GospelFinally, we conclude with a short list of gospel favorites, which also takes us out on a sentimental note. Earlier I mentioned that my Dad is not a commercial radio fan, and that is true, except on Sunday mornings. We have been faithful listeners of the same gospel music program for as long as I can remember, including the many years when Daddy wouldn't step foot in a church:
The Edwin Hawkins Singers - Oh Happy Day (1969)
My Dad might not list this song as one of his favorites, so it is here for a different reason. I've taken dance classes for more than 35 years and it's a passion my parents always supported. This song is part of a gospel suite choreographed my longtime dance teacher, so it is included here to highlight one of the most important things that parents can do for their children--show up.
Walter Hawkins & The Love Center Choir - Going Up Yonder (1975)
I've been hearing this song since I was a child. I remember thinking that Walter and Edwin Hawkins were distant relatives of ours, so this is my Auntie Tremaine featured on one of my Dad's favorite songs.
The Commodores - Jesus is Love (1980)
I always thought this was one of Lionel Richie's first solo hits, but I was wrong! Here is some concert footage with the entire group and a gospel choir.
Richard Smallwood - Jesus is the Center of My Joy (1984)
This is another family favorite (DC's own via Howard University). Some 20 years ago, we attended a benefit concert for the high school where my Dad and brothers went, and we still talk about how fantastic Smallwood was. This song in particular is special to me as I chose it for my wedding walk down the aisle with both parents.
Yolanda Adams - The Battle Is Not Yours (1993)

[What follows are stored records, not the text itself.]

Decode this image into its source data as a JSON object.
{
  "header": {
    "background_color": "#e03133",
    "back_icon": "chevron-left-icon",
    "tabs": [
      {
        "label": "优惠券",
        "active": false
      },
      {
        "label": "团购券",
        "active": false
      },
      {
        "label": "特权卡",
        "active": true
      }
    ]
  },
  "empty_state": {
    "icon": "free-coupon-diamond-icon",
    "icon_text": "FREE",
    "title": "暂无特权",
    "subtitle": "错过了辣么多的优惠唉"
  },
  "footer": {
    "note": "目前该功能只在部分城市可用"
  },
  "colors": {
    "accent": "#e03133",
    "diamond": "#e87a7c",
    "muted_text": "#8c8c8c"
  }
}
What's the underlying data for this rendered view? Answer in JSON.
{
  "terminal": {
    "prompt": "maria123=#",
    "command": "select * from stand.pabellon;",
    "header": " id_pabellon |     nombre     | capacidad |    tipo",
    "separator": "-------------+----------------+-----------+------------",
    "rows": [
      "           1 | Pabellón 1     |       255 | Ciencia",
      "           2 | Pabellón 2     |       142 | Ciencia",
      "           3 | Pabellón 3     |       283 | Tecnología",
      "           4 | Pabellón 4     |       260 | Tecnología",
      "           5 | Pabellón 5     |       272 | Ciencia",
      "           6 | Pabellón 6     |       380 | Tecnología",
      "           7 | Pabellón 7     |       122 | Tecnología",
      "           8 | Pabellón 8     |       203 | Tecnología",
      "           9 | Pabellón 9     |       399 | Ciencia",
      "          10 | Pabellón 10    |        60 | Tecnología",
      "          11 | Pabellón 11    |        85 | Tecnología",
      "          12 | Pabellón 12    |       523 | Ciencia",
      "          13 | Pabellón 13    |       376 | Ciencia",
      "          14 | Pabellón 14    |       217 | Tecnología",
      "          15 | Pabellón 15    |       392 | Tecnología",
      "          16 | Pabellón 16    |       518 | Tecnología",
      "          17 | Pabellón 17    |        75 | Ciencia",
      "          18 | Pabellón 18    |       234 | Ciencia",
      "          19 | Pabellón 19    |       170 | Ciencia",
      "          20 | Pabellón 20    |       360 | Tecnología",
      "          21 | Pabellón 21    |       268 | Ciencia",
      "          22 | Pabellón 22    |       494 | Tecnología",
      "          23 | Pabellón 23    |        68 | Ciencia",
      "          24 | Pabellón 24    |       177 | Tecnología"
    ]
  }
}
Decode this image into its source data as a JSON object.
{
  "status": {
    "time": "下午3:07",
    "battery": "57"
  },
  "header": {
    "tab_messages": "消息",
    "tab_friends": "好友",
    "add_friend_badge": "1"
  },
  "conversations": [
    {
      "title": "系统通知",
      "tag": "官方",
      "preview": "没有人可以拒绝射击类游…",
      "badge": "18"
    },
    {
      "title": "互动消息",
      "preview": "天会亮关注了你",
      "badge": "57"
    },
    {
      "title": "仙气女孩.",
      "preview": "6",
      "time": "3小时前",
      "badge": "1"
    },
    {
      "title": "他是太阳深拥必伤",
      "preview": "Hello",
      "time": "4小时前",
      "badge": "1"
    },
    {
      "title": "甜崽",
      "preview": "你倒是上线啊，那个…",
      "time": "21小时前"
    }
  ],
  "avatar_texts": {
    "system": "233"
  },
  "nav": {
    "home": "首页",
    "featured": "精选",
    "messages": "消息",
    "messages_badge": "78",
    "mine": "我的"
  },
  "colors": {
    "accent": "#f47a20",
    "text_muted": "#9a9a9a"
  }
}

For YEARS, my Dad made us all go to his high school benefit concert, headlined by various gospel and secular artists. Although I don't remember the exact year when Yolanda Adams performed, I recall having a conversation with my Dad that occurred shortly afterwards. I was feeling down about not having a job or maybe I was overwhelmed by the insanity of the job I had at the time, and my Dad invoked this song to encourage me.